In my example I am going to put the Sales Rep field underneath the Customer field since I think that is a more logical hierarchy in this example. I’ve added another field, but now I get to a common pivot table problem, my table looks like this:

If I want to use the pivot table in a formula or copy it as values somewhere, then this format is not very helpful since it doesn’t have all the information on one line. I want the customer to show on every line. To do this, I go under the PivotTable Tools section again and under Options/Analyze I click on Report Layout and select Show in Tabular Form

My pivot table now looks like this:

I’ve now gotten my column back for the Customer and Sales Rep fields, but the Customer field is still showing blanks for many of the items.

Again I will go back to the Report Layout options and this time select Repeat All Item Labels

Now my pivot table looks like this:

This is an easier format to follow since it is has all the relevant data on one line and it is easier to read. If I don’t want to see all the customers and the sales rep detail, I can collapse the field by pressing on the – button next to the customer’s name at the top. This will change it to a + and collapse the field. If you want to do this for all customers, right click on any customer and select Expand/Collapse and select Collapse Entire Field.

This will now give me a tidier pivot table:

Viewing Contents That Make Up a Cell


Lastly, I will go over how to see the contents of a cell. As mentioned earlier, one of the benefits of a pivot table are that you can simply double click on a cell to see what makes up its contents.

For instance, if I clicked on the cell in the first row for $30,625, it will open a new sheet with the following in it:

What this tells me is that cell was made up only one of this one entry. If there were multiple entries for that customer, rep, month, and year, then you would see a list of all of those items. In this case it was only made up of one transaction.

Pivot Tables: Avoid Changing Data Sources with Named Ranges

When working with a pivot table, you determine a data source to use for that table. But what if later you add rows or columns? You’ll normally have to change the data source to include the updated range, otherwise your pivot table isn’t including your changes. Unless you use a named range.

First, select the Name Manager under the Formulas tab and click on New

However, instead of selecting all the data, I’ll use the offset formula.

The OFFSET function allows you to specify the size of your data set. The formula below will keep the range equal to all the nonblank rows and cells starting from cell A1:

=OFFSET(Sheet1!$A$1,0,0,counta(Sheet1!$A:$A),counta(Sheet1!$1:$1))
This is the first cell of your data source

This is the first column of your data source

This is the first row of your data source

Once you’ve created a new name for your data set, put the formula above in the Refers to field and press OK:



Now you’ve created your custom, auto-updating range. All you need to do now is when creating a pivot table (or changing its data source), put in the named range.

Note this will not work properly if you have gaps in your columns or rows. The COUNTA function counts how many non-blank cells are within the range.
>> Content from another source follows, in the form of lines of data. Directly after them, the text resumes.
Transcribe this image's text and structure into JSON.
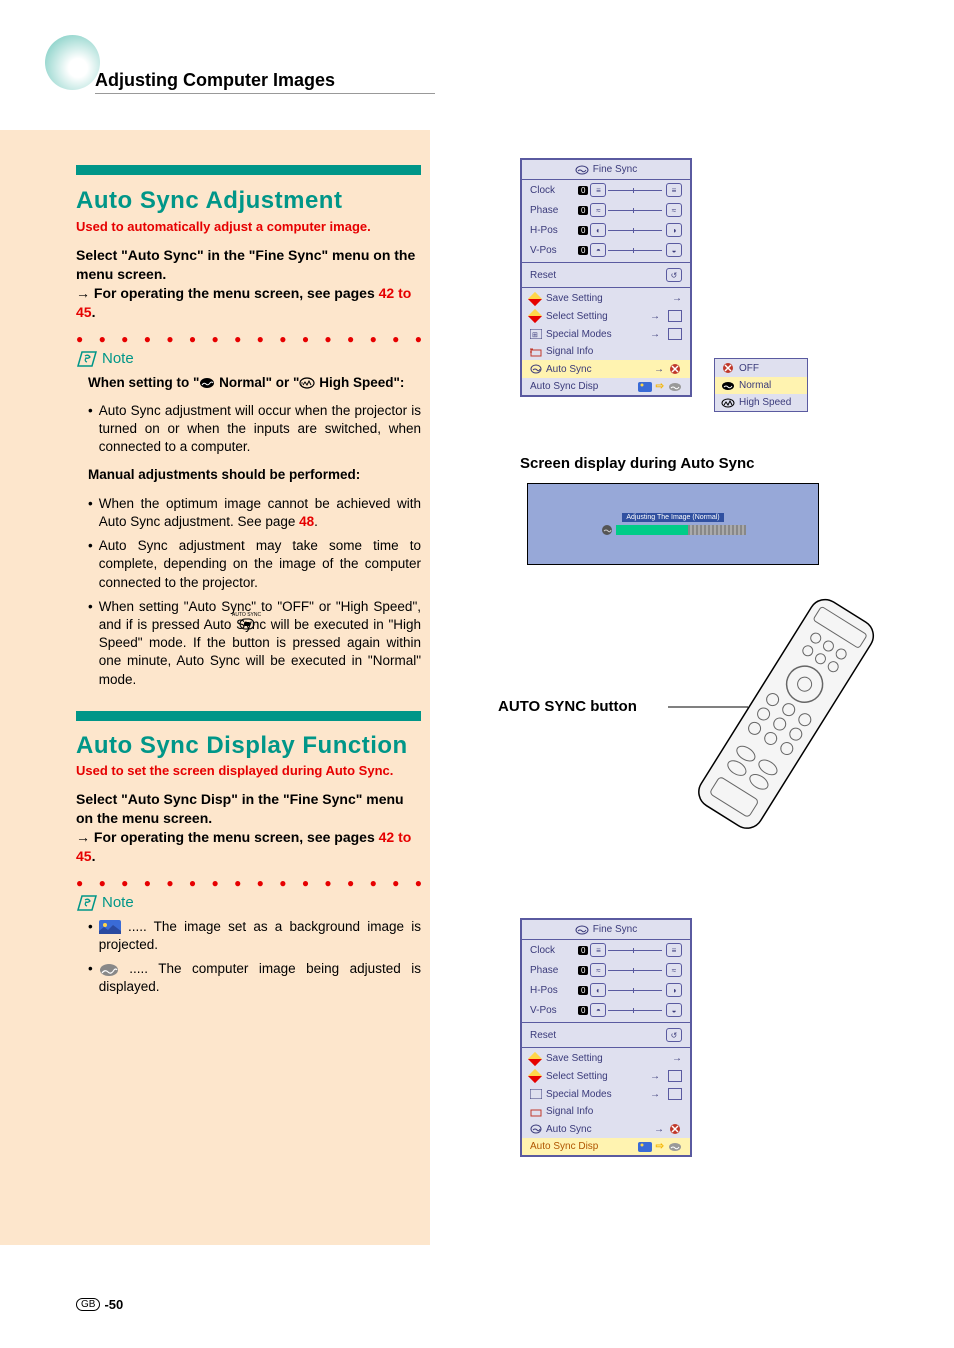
{
  "header": {
    "title": "Adjusting Computer Images"
  },
  "section1": {
    "heading": "Auto Sync Adjustment",
    "subhead": "Used to automatically adjust a computer image.",
    "intro_line1": "Select \"Auto Sync\" in the \"Fine Sync\" menu on the menu screen.",
    "intro_line2_pre": "→ For operating the menu screen, see pages ",
    "intro_line2_link": "42 to 45",
    "intro_line2_post": "."
  },
  "note1": {
    "label": "Note",
    "heading_pre": "When setting to \"",
    "heading_mid": " Normal\" or \"",
    "heading_post": " High Speed\":",
    "bullet1": "Auto Sync adjustment will occur when the projector is turned on or when the inputs are switched, when connected to a computer.",
    "heading2": "Manual adjustments should be performed:",
    "bullet2_pre": "When the optimum image cannot be achieved with Auto Sync adjustment. See page ",
    "bullet2_link": "48",
    "bullet2_post": ".",
    "bullet3": "Auto Sync adjustment may take some time to complete, depending on the image of the computer connected to the projector.",
    "bullet4": "When setting \"Auto Sync\" to \"OFF\" or \"High Speed\", and if       is pressed Auto Sync will be executed in \"High Speed\" mode. If the button is pressed again within one minute, Auto Sync will be executed in \"Normal\" mode.",
    "autosync_small": "AUTO SYNC"
  },
  "section2": {
    "heading": "Auto Sync Display Function",
    "subhead": "Used to set the screen displayed during Auto Sync.",
    "intro_line1": "Select \"Auto Sync Disp\" in the \"Fine Sync\" menu on the menu screen.",
    "intro_line2_pre": "→ For operating the menu screen, see pages ",
    "intro_line2_link": "42 to 45",
    "intro_line2_post": "."
  },
  "note2": {
    "label": "Note",
    "item1": "..... The image set as a background image is projected.",
    "item2": "..... The computer image being adjusted is displayed."
  },
  "menu": {
    "title": "Fine Sync",
    "rows": {
      "clock": "Clock",
      "phase": "Phase",
      "hpos": "H-Pos",
      "vpos": "V-Pos",
      "reset": "Reset",
      "save": "Save Setting",
      "select": "Select Setting",
      "special": "Special Modes",
      "signal": "Signal Info",
      "autosync": "Auto Sync",
      "autosyncdisp": "Auto Sync Disp"
    },
    "zero": "0"
  },
  "popup": {
    "off": "OFF",
    "normal": "Normal",
    "high": "High Speed"
  },
  "right": {
    "caption1": "Screen display during Auto Sync",
    "adj_label": "Adjusting The Image (Normal)",
    "caption2": "AUTO SYNC button"
  },
  "footer": {
    "gb": "GB",
    "page": "-50"
  }
}
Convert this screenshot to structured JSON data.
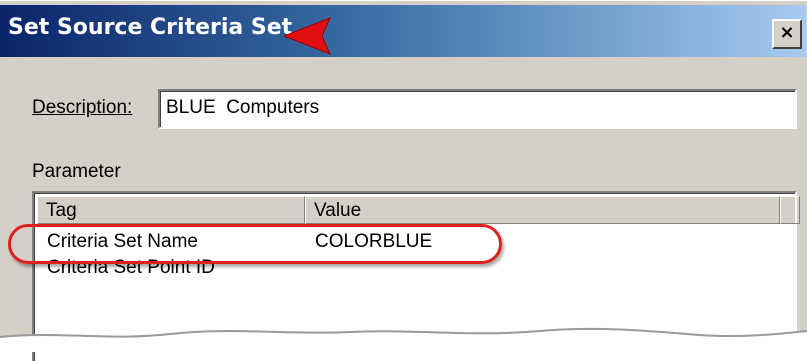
{
  "window": {
    "title": "Set Source Criteria Set",
    "close_glyph": "×"
  },
  "form": {
    "description_label": "Description:",
    "description_value": "BLUE  Computers",
    "parameter_label": "Parameter"
  },
  "table": {
    "columns": [
      "Tag",
      "Value"
    ],
    "rows": [
      {
        "tag": "Criteria Set Name",
        "value": "COLORBLUE"
      },
      {
        "tag": "Criteria Set Point ID",
        "value": ""
      }
    ]
  },
  "annotations": {
    "arrow_color": "#e01010",
    "highlight_color": "#e02020"
  },
  "colors": {
    "titlebar_start": "#0a246a",
    "titlebar_end": "#a6caf0",
    "dialog_face": "#d4d0c8"
  }
}
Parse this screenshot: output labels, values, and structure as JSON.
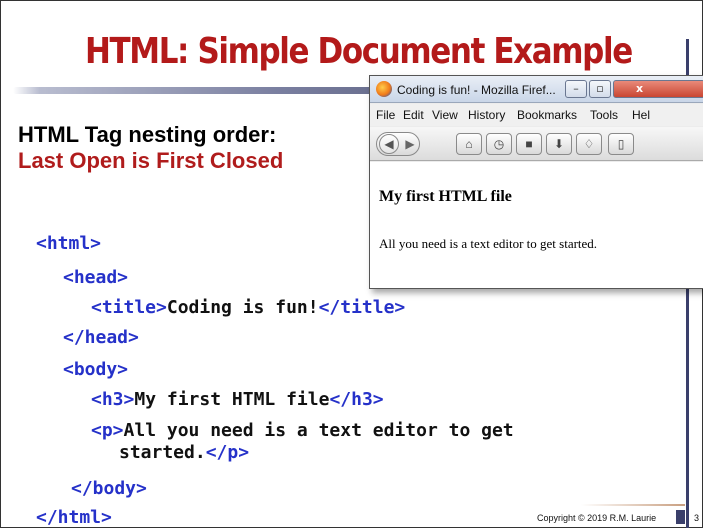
{
  "slide": {
    "title": "HTML: Simple Document Example",
    "nesting_heading": "HTML Tag nesting order:",
    "nesting_rule": "Last Open is First Closed",
    "code": {
      "line1": {
        "open": "<html>"
      },
      "line2": {
        "open": "<head>"
      },
      "line3": {
        "open": "<title>",
        "text": "Coding is fun!",
        "close": "</title>"
      },
      "line4": {
        "close": "</head>"
      },
      "line5": {
        "open": "<body>"
      },
      "line6": {
        "open": "<h3>",
        "text": "My first HTML file",
        "close": "</h3>"
      },
      "line7": {
        "open": "<p>",
        "text": "All you need is a text editor to get"
      },
      "line8": {
        "text": "started.",
        "close": "</p>"
      },
      "line9": {
        "close": "</body>"
      },
      "line10": {
        "close": "</html>"
      }
    },
    "copyright": "Copyright © 2019  R.M. Laurie",
    "page_number": "3"
  },
  "browser": {
    "window_title": "Coding is fun! - Mozilla Firef...",
    "window_buttons": {
      "minimize": "–",
      "maximize": "▫",
      "close": "x"
    },
    "menu": [
      "File",
      "Edit",
      "View",
      "History",
      "Bookmarks",
      "Tools",
      "Hel"
    ],
    "toolbar_icons": [
      "back-icon",
      "forward-icon",
      "home-icon",
      "history-icon",
      "bookmarks-icon",
      "download-icon",
      "addons-icon",
      "page-icon"
    ],
    "page": {
      "heading": "My first HTML file",
      "paragraph": "All you need is a text editor to get started."
    }
  },
  "colors": {
    "title": "#b31a1a",
    "rule_text": "#b01c1c",
    "tag": "#2531c9",
    "accent_bar": "#3a3f6b"
  }
}
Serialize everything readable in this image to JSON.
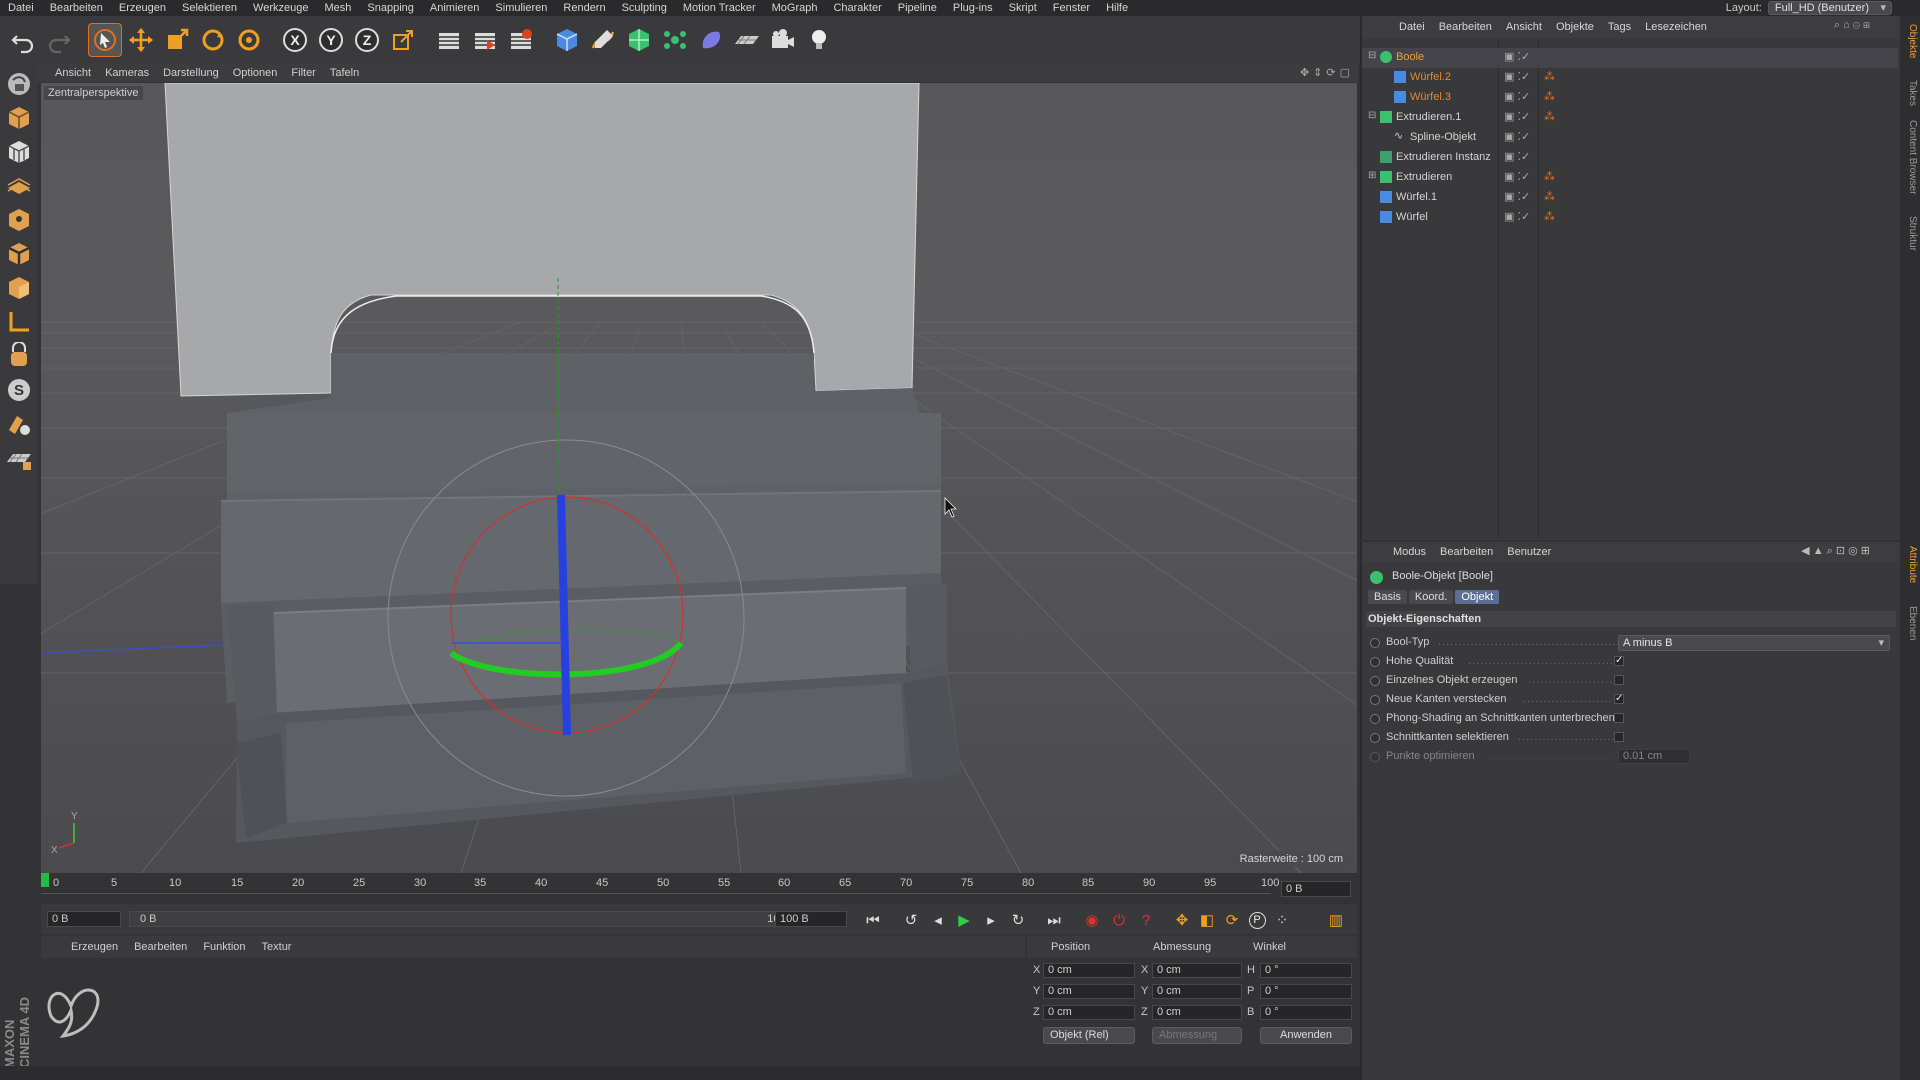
{
  "menubar": {
    "items": [
      "Datei",
      "Bearbeiten",
      "Erzeugen",
      "Selektieren",
      "Werkzeuge",
      "Mesh",
      "Snapping",
      "Animieren",
      "Simulieren",
      "Rendern",
      "Sculpting",
      "Motion Tracker",
      "MoGraph",
      "Charakter",
      "Pipeline",
      "Plug-ins",
      "Skript",
      "Fenster",
      "Hilfe"
    ],
    "layout_label": "Layout:",
    "layout_value": "Full_HD (Benutzer)"
  },
  "toolbar": {
    "icons": [
      "undo-icon",
      "redo-icon",
      "live-select-icon",
      "move-icon",
      "scale-icon",
      "rotate-icon",
      "recent-tool-icon",
      "x-axis-icon",
      "y-axis-icon",
      "z-axis-icon",
      "coordinate-system-icon",
      "render-view-icon",
      "render-picture-viewer-icon",
      "render-settings-icon",
      "cube-icon",
      "pen-icon",
      "subdivision-icon",
      "array-icon",
      "deformer-icon",
      "floor-icon",
      "camera-icon",
      "light-icon"
    ],
    "axis_labels": [
      "X",
      "Y",
      "Z"
    ]
  },
  "left_toolbar": {
    "icons": [
      "make-editable-icon",
      "model-mode-icon",
      "texture-mode-icon",
      "points-mode-icon",
      "edges-mode-icon",
      "polygons-mode-icon",
      "axis-mode-icon",
      "tweak-icon",
      "snap-icon",
      "magnet-icon",
      "workplane-icon",
      "locked-workplane-icon"
    ],
    "snap_label": "S"
  },
  "viewport": {
    "menu": [
      "Ansicht",
      "Kameras",
      "Darstellung",
      "Optionen",
      "Filter",
      "Tafeln"
    ],
    "camera_label": "Zentralperspektive",
    "grid_label": "Rasterweite : 100 cm",
    "axis_y": "Y",
    "axis_x": "X",
    "background_color": "#555558",
    "model_color": "#5e6266"
  },
  "timeline": {
    "ticks": [
      "0",
      "5",
      "10",
      "15",
      "20",
      "25",
      "30",
      "35",
      "40",
      "45",
      "50",
      "55",
      "60",
      "65",
      "70",
      "75",
      "80",
      "85",
      "90",
      "95",
      "100"
    ],
    "current_frame": "0 B"
  },
  "transport": {
    "start_field": "0 B",
    "range_start": "0 B",
    "range_end": "100 B",
    "end_field": "100 B",
    "buttons": [
      "goto-start-icon",
      "prev-key-icon",
      "prev-frame-icon",
      "play-icon",
      "next-frame-icon",
      "next-key-icon",
      "goto-end-icon",
      "record-icon",
      "autokey-icon",
      "keyframe-selection-icon",
      "position-key-icon",
      "scale-key-icon",
      "rotation-key-icon",
      "param-key-icon",
      "point-level-icon",
      "timeline-icon"
    ],
    "param_label": "P"
  },
  "material_panel": {
    "menu": [
      "Erzeugen",
      "Bearbeiten",
      "Funktion",
      "Textur"
    ],
    "brand": "MAXON CINEMA 4D"
  },
  "coord_panel": {
    "headers": [
      "Position",
      "Abmessung",
      "Winkel"
    ],
    "rows": [
      {
        "axis": "X",
        "pos": "0 cm",
        "size_axis": "X",
        "size": "0 cm",
        "rot_axis": "H",
        "rot": "0 °"
      },
      {
        "axis": "Y",
        "pos": "0 cm",
        "size_axis": "Y",
        "size": "0 cm",
        "rot_axis": "P",
        "rot": "0 °"
      },
      {
        "axis": "Z",
        "pos": "0 cm",
        "size_axis": "Z",
        "size": "0 cm",
        "rot_axis": "B",
        "rot": "0 °"
      }
    ],
    "mode_select": "Objekt (Rel)",
    "size_select": "Abmessung",
    "apply_button": "Anwenden"
  },
  "object_manager": {
    "menu": [
      "Datei",
      "Bearbeiten",
      "Ansicht",
      "Objekte",
      "Tags",
      "Lesezeichen"
    ],
    "items": [
      {
        "name": "Boole",
        "indent": 0,
        "style": "active",
        "icon": "boole-icon",
        "tag": false
      },
      {
        "name": "Würfel.2",
        "indent": 1,
        "style": "sel",
        "icon": "cube-icon",
        "tag": true
      },
      {
        "name": "Würfel.3",
        "indent": 1,
        "style": "sel",
        "icon": "cube-icon",
        "tag": true
      },
      {
        "name": "Extrudieren.1",
        "indent": 0,
        "style": "normal",
        "icon": "extrude-icon",
        "tag": true
      },
      {
        "name": "Spline-Objekt",
        "indent": 1,
        "style": "normal",
        "icon": "spline-icon",
        "tag": false
      },
      {
        "name": "Extrudieren Instanz",
        "indent": 0,
        "style": "normal",
        "icon": "instance-icon",
        "tag": false
      },
      {
        "name": "Extrudieren",
        "indent": 0,
        "style": "normal",
        "icon": "extrude-icon",
        "tag": true
      },
      {
        "name": "Würfel.1",
        "indent": 0,
        "style": "normal",
        "icon": "cube-icon",
        "tag": true
      },
      {
        "name": "Würfel",
        "indent": 0,
        "style": "normal",
        "icon": "cube-icon",
        "tag": true
      }
    ]
  },
  "attribute_manager": {
    "menu": [
      "Modus",
      "Bearbeiten",
      "Benutzer"
    ],
    "title": "Boole-Objekt [Boole]",
    "tabs": [
      "Basis",
      "Koord.",
      "Objekt"
    ],
    "active_tab": "Objekt",
    "section": "Objekt-Eigenschaften",
    "props": [
      {
        "label": "Bool-Typ",
        "type": "select",
        "value": "A minus B"
      },
      {
        "label": "Hohe Qualität",
        "type": "check",
        "checked": true
      },
      {
        "label": "Einzelnes Objekt erzeugen",
        "type": "check",
        "checked": false
      },
      {
        "label": "Neue Kanten verstecken",
        "type": "check",
        "checked": true
      },
      {
        "label": "Phong-Shading an Schnittkanten unterbrechen",
        "type": "check",
        "checked": false
      },
      {
        "label": "Schnittkanten selektieren",
        "type": "check",
        "checked": false
      },
      {
        "label": "Punkte optimieren",
        "type": "field",
        "value": "0.01 cm",
        "disabled": true
      }
    ]
  },
  "side_tabs": [
    "Objekte",
    "Takes",
    "Content Browser",
    "Struktur",
    "Attribute",
    "Ebenen"
  ],
  "colors": {
    "accent": "#f0a030",
    "selection": "#5b6f95",
    "axis_red": "#d23030",
    "axis_green": "#22cc22",
    "axis_blue": "#2840e0"
  }
}
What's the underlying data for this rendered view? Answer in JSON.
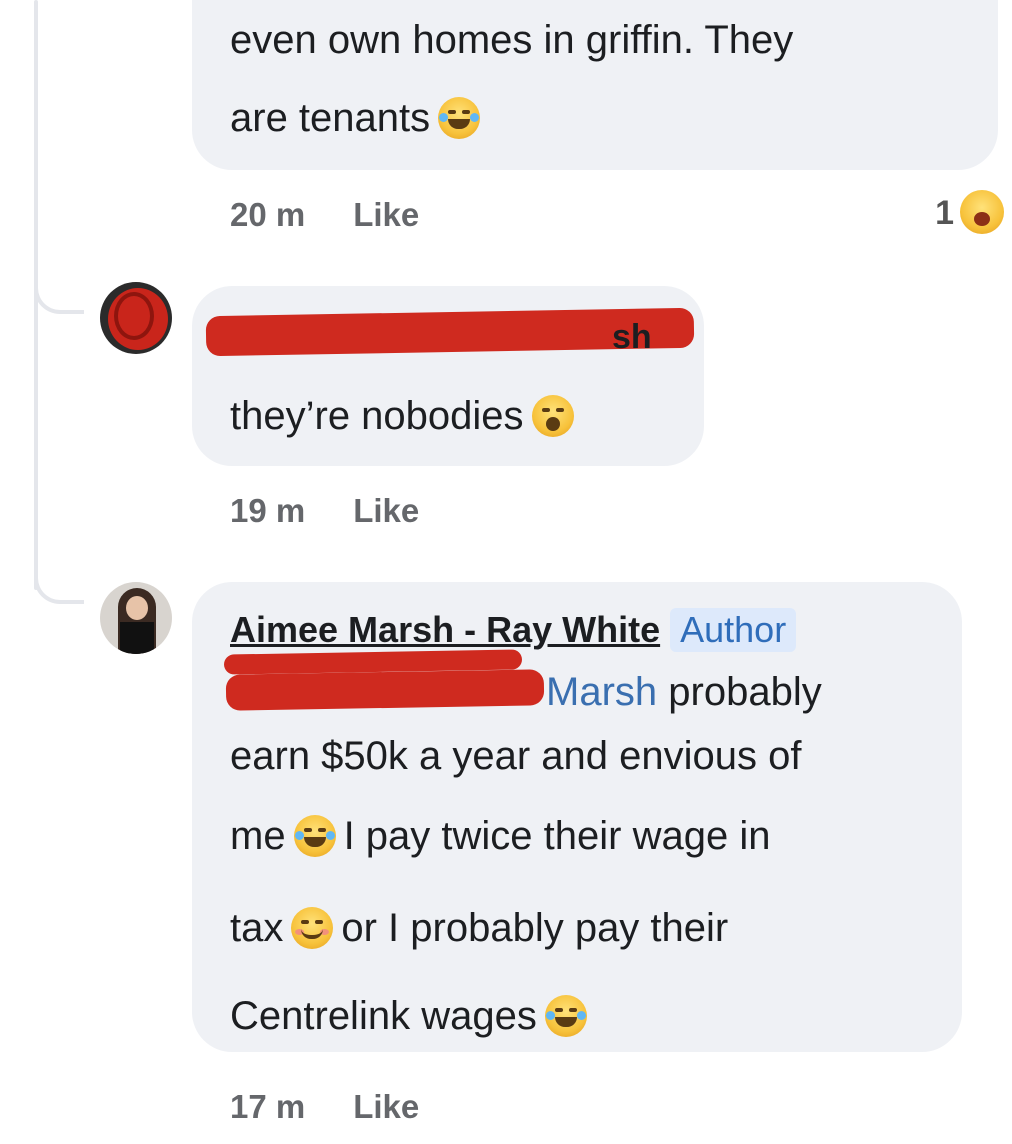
{
  "comment1": {
    "lines": [
      "even own homes in griffin. They",
      "are tenants"
    ],
    "emoji": "laughing-tears-emoji",
    "time": "20 m",
    "like_label": "Like",
    "reaction_count": "1",
    "reaction_emoji": "wow-emoji"
  },
  "comment2": {
    "author_partial": "sh",
    "text": "they’re nobodies",
    "emoji": "yawn-emoji",
    "time": "19 m",
    "like_label": "Like"
  },
  "comment3": {
    "author": "Aimee Marsh - Ray White",
    "badge": "Author",
    "mention": "Marsh",
    "line1_rest": "probably",
    "line2": "earn $50k a year and envious of",
    "line3_a": "me",
    "line3_b": "I pay twice their wage in",
    "line4_a": "tax",
    "line4_b": "or I probably pay their",
    "line5": "Centrelink wages",
    "time": "17 m",
    "like_label": "Like"
  },
  "colors": {
    "bubble": "#eff1f5",
    "redaction": "#cf2a1f",
    "author_badge_bg": "#dde9fb",
    "author_badge_text": "#2f6dba"
  }
}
So you could manually override the formulas if need be, but that would defeat the point of this post.

But if you follow the above steps and use the formula above, your pivot table will automatically be updated with any new rows or columns you add to it. All you’ll have to do is refresh the pivot table. And because the offset formula forces the range to change, that will automatically happen in the pivot table as well.